$1.1m record ‘fine’ after lithium battery air cargo blaze
AVIATION regulators in the USA have imposed a record fine of US$1.1million after lithium ion batteries burst into flames and destroyed a FedEx truck – shortly after being carried on an aircraft – it is claimed.
The alleged fire-blazing violation of hazardous air cargo rules came despite prior warnings issued to the shipper by the US Department of Transportation’s Federal Aviation Administration, writes Nigel Tomkins.
The proposed penalty has been levied after a shipment of lithium batteries caught fire while being transported on a FedEx truck – after it had been transported on an aircraft – resulting in the total destruction of the vehicle.
The FAA is proposing the $1.1 million civil penalty against Braille Battery Inc of Sarasota, Florida, for allegedly violating the hazardous materials regulations.
It is the largest civil penalty the FAA has ever proposed for alleged violations of the requirements for offering an air shipment of lithium batteries.
The FAA says that on June 1, 2016, Braille offered four shipments, each containing a 24-volt lithium ion battery, to FedEx for transportation by air.
One of the batteries caught fire while it was being transported on a FedEx truck – after it had been transported on an aircraft – resulting in the destruction of the vehicle, it is claimed.
The FAA alleges that the lithium batteries in these shipments did not meet testing standards contained in the UN Manual of Tests and Criteria or the US Hazardous Material Regulations, were not equipped with a means of preventing dangerous reverse current flow, and were not in a proper condition for shipment.
The FAA further alleges Braille failed to provide its employees with the required hazardous materials training.
On June 8, 2016, the FAA informed Braille about concerns regarding its training programme.
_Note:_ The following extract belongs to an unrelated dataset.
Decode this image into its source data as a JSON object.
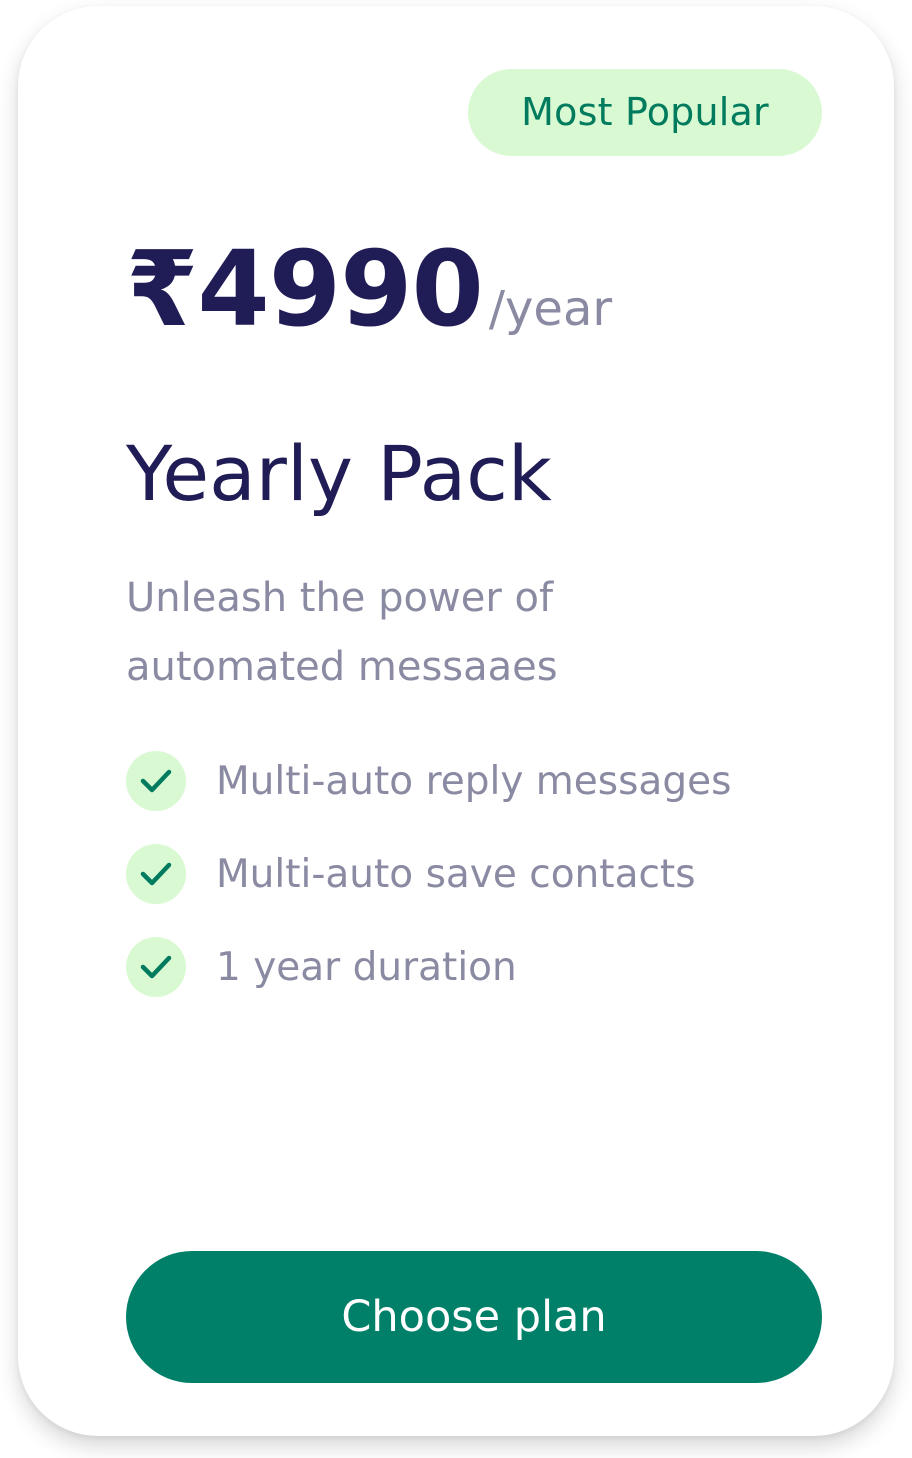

On June 14 and June 15, 2016, the FAA informed Braille that the Hazardous Materials Regulations and the ICAO Technical Instructions prohibit the shipment of lithium ion batteries that are not proven to meet the UN testing standards.
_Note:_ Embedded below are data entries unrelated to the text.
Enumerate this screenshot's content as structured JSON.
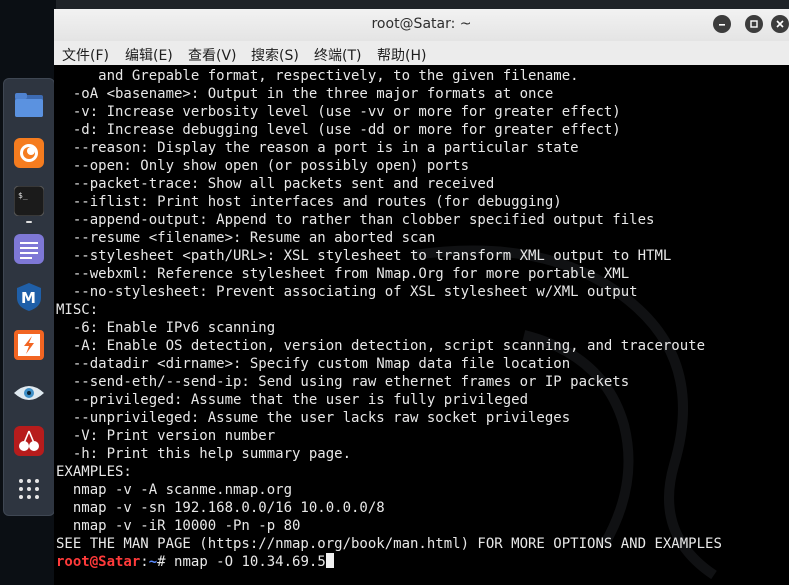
{
  "window": {
    "title": "root@Satar: ~"
  },
  "menu": [
    {
      "label": "文件(F)"
    },
    {
      "label": "编辑(E)"
    },
    {
      "label": "查看(V)"
    },
    {
      "label": "搜索(S)"
    },
    {
      "label": "终端(T)"
    },
    {
      "label": "帮助(H)"
    }
  ],
  "dock": {
    "items": [
      {
        "name": "files-icon"
      },
      {
        "name": "firefox-icon"
      },
      {
        "name": "terminal-icon"
      },
      {
        "name": "text-editor-icon"
      },
      {
        "name": "metasploit-icon"
      },
      {
        "name": "burpsuite-icon"
      },
      {
        "name": "eye-icon"
      },
      {
        "name": "cherrytree-icon"
      },
      {
        "name": "app-grid-icon"
      }
    ]
  },
  "terminal": {
    "lines": [
      "     and Grepable format, respectively, to the given filename.",
      "  -oA <basename>: Output in the three major formats at once",
      "  -v: Increase verbosity level (use -vv or more for greater effect)",
      "  -d: Increase debugging level (use -dd or more for greater effect)",
      "  --reason: Display the reason a port is in a particular state",
      "  --open: Only show open (or possibly open) ports",
      "  --packet-trace: Show all packets sent and received",
      "  --iflist: Print host interfaces and routes (for debugging)",
      "  --append-output: Append to rather than clobber specified output files",
      "  --resume <filename>: Resume an aborted scan",
      "  --stylesheet <path/URL>: XSL stylesheet to transform XML output to HTML",
      "  --webxml: Reference stylesheet from Nmap.Org for more portable XML",
      "  --no-stylesheet: Prevent associating of XSL stylesheet w/XML output",
      "MISC:",
      "  -6: Enable IPv6 scanning",
      "  -A: Enable OS detection, version detection, script scanning, and traceroute",
      "  --datadir <dirname>: Specify custom Nmap data file location",
      "  --send-eth/--send-ip: Send using raw ethernet frames or IP packets",
      "  --privileged: Assume that the user is fully privileged",
      "  --unprivileged: Assume the user lacks raw socket privileges",
      "  -V: Print version number",
      "  -h: Print this help summary page.",
      "EXAMPLES:",
      "  nmap -v -A scanme.nmap.org",
      "  nmap -v -sn 192.168.0.0/16 10.0.0.0/8",
      "  nmap -v -iR 10000 -Pn -p 80",
      "SEE THE MAN PAGE (https://nmap.org/book/man.html) FOR MORE OPTIONS AND EXAMPLES"
    ],
    "prompt": {
      "user": "root@Satar",
      "sep": ":",
      "path": "~",
      "symbol": "# ",
      "command": "nmap -O 10.34.69.5"
    }
  },
  "colors": {
    "prompt_user": "#ff3a3a",
    "prompt_path": "#5c8cff",
    "terminal_bg": "#000000",
    "terminal_fg": "#e8e8e8"
  }
}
Despite this, Braille continued to offer shipments of lithium ion batteries for air transportation on 14 separate occasions between July 14, 2016 and August 3, 2016, the FAA alleges.
The shipments included a total of 77 batteries. Each shipment contained between one and 27 batteries.
“Improperly shipped hazardous material can pose serious threats to aircraft and to the people on board,” says FAA Administrator Michael Huerta. “Adhering to the Hazardous Materials Regulations is critical to ensuring safety.”
The FAA had previously levied an $8,000 civil penalty against Braille in 2013 for shipping undeclared lithium ion batteries.
Braille has been given 30 days after receiving the FAA’s enforcement letter to respond to the agency’s allegations.